<<<<
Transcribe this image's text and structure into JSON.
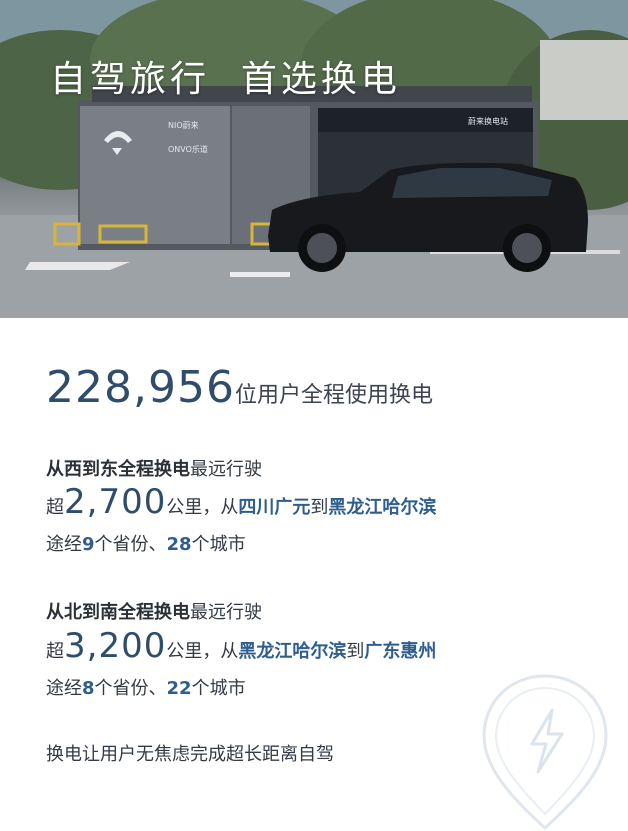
{
  "hero": {
    "title": "自驾旅行  首选换电",
    "station_brand_1": "NIO蔚来",
    "station_brand_2": "ONVO乐道",
    "station_sign": "蔚来换电站"
  },
  "stat": {
    "number": "228,956",
    "label": "位用户全程使用换电"
  },
  "route_west_east": {
    "head_bold": "从西到东全程换电",
    "head_rest": "最远行驶",
    "prefix": "超",
    "distance": "2,700",
    "unit_text": "公里，从",
    "from": "四川广元",
    "to_word": "到",
    "to": "黑龙江哈尔滨",
    "via_1": "途经",
    "provinces": "9",
    "via_2": "个省份、",
    "cities": "28",
    "via_3": "个城市"
  },
  "route_north_south": {
    "head_bold": "从北到南全程换电",
    "head_rest": "最远行驶",
    "prefix": "超",
    "distance": "3,200",
    "unit_text": "公里，从",
    "from": "黑龙江哈尔滨",
    "to_word": "到",
    "to": "广东惠州",
    "via_1": "途经",
    "provinces": "8",
    "via_2": "个省份、",
    "cities": "22",
    "via_3": "个城市"
  },
  "closing": "换电让用户无焦虑完成超长距离自驾",
  "colors": {
    "accent_blue": "#2f5e8e",
    "number_blue": "#2f4d6a",
    "text": "#333b45"
  },
  "icons": [
    "nio-logo-icon",
    "lightning-pin-icon"
  ]
}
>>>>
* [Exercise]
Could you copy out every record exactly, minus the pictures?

* [Answer section]
Transcribe this image's text and structure into JSON.
{
  "hero": {
    "title": "自驾旅行  首选换电",
    "station_brand_1": "NIO蔚来",
    "station_brand_2": "ONVO乐道",
    "station_sign": "蔚来换电站"
  },
  "stat": {
    "number": "228,956",
    "label": "位用户全程使用换电"
  },
  "route_west_east": {
    "head_bold": "从西到东全程换电",
    "head_rest": "最远行驶",
    "prefix": "超",
    "distance": "2,700",
    "unit_text": "公里，从",
    "from": "四川广元",
    "to_word": "到",
    "to": "黑龙江哈尔滨",
    "via_1": "途经",
    "provinces": "9",
    "via_2": "个省份、",
    "cities": "28",
    "via_3": "个城市"
  },
  "route_north_south": {
    "head_bold": "从北到南全程换电",
    "head_rest": "最远行驶",
    "prefix": "超",
    "distance": "3,200",
    "unit_text": "公里，从",
    "from": "黑龙江哈尔滨",
    "to_word": "到",
    "to": "广东惠州",
    "via_1": "途经",
    "provinces": "8",
    "via_2": "个省份、",
    "cities": "22",
    "via_3": "个城市"
  },
  "closing": "换电让用户无焦虑完成超长距离自驾",
  "colors": {
    "accent_blue": "#2f5e8e",
    "number_blue": "#2f4d6a",
    "text": "#333b45"
  },
  "icons": [
    "nio-logo-icon",
    "lightning-pin-icon"
  ]
}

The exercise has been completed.